[Dataset rows for apps and sites]
★ ★ ★ ★ ★
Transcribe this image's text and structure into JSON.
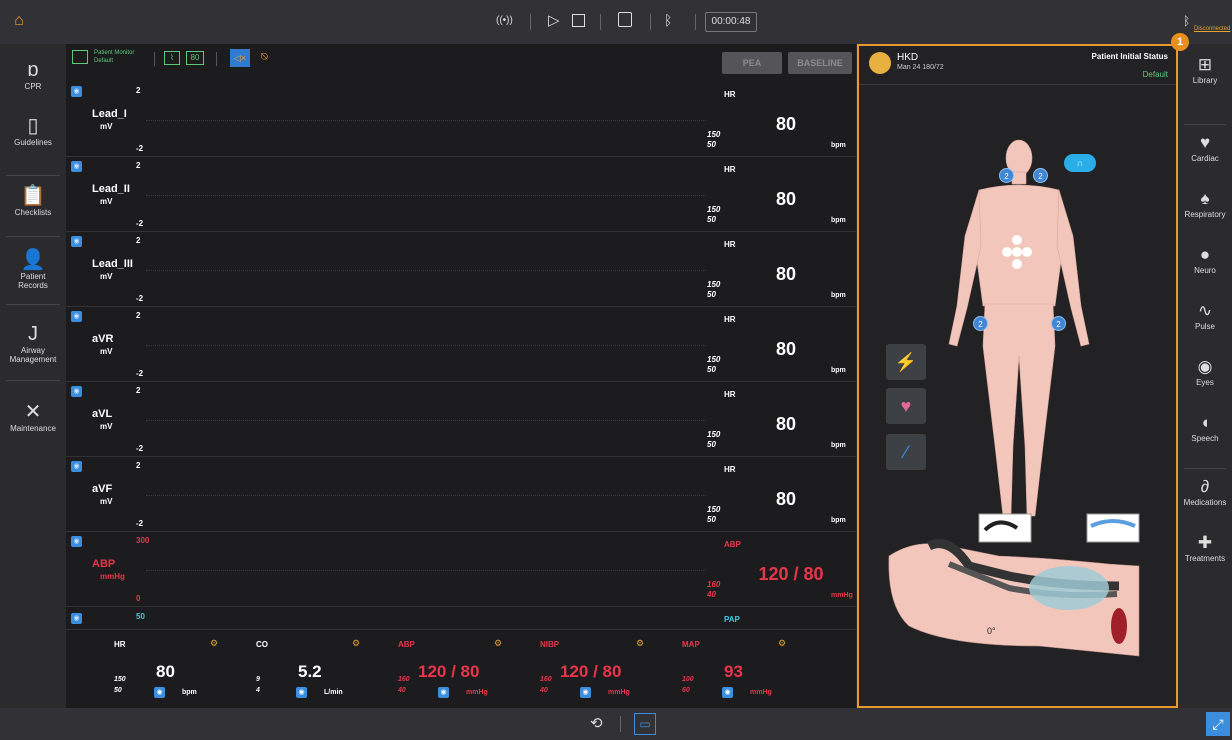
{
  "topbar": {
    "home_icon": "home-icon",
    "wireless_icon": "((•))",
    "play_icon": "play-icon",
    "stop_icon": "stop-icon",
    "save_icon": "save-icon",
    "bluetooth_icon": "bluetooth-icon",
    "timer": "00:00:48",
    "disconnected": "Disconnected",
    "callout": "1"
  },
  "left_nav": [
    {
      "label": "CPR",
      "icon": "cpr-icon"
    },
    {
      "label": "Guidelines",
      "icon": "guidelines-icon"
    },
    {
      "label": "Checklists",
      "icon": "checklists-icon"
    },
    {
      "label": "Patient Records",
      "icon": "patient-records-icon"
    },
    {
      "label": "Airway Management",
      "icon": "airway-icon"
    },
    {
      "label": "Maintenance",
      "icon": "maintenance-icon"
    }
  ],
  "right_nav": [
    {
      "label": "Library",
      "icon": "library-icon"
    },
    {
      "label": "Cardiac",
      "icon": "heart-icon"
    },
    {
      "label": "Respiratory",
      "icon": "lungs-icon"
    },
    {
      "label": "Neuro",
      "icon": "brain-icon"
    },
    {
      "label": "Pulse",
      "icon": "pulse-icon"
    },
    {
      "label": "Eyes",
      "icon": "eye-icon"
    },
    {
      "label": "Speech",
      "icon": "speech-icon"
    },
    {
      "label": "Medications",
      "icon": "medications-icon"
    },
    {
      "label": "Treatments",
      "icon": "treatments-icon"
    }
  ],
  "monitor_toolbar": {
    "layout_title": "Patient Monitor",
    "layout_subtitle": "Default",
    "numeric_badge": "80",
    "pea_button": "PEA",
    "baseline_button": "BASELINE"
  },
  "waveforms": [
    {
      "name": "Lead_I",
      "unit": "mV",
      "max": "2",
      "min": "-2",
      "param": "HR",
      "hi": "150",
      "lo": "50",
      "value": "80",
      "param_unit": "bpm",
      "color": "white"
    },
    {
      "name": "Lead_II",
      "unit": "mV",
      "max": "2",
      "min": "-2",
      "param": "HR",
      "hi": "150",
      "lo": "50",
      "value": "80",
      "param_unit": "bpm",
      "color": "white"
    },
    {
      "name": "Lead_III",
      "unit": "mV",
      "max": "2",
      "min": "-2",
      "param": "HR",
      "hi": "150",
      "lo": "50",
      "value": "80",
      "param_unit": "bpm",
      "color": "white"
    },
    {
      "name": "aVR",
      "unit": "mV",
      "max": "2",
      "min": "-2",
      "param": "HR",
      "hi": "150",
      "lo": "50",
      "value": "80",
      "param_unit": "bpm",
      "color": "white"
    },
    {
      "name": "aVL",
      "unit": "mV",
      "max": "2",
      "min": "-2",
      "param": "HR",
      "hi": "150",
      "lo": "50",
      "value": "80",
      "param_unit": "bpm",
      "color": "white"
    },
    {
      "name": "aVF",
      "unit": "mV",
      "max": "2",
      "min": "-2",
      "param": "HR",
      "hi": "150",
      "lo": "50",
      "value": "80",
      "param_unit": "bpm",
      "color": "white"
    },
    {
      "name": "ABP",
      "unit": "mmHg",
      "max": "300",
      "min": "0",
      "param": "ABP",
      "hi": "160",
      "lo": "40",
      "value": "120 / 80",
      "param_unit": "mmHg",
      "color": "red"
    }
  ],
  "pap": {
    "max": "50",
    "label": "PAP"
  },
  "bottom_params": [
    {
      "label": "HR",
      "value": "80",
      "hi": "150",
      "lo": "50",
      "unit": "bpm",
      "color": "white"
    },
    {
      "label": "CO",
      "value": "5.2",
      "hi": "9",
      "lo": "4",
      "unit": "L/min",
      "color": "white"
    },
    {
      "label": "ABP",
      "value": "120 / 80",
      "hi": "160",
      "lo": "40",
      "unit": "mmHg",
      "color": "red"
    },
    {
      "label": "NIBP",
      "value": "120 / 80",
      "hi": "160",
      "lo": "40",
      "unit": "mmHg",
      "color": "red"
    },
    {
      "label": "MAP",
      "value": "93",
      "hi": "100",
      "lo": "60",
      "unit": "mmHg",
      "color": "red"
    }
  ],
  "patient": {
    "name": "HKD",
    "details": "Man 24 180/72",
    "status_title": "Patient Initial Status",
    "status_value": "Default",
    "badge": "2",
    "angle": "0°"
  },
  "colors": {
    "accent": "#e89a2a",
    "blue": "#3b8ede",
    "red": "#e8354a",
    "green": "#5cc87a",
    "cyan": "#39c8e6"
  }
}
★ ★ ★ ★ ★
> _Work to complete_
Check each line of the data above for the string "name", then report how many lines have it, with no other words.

> _Exercise response_
8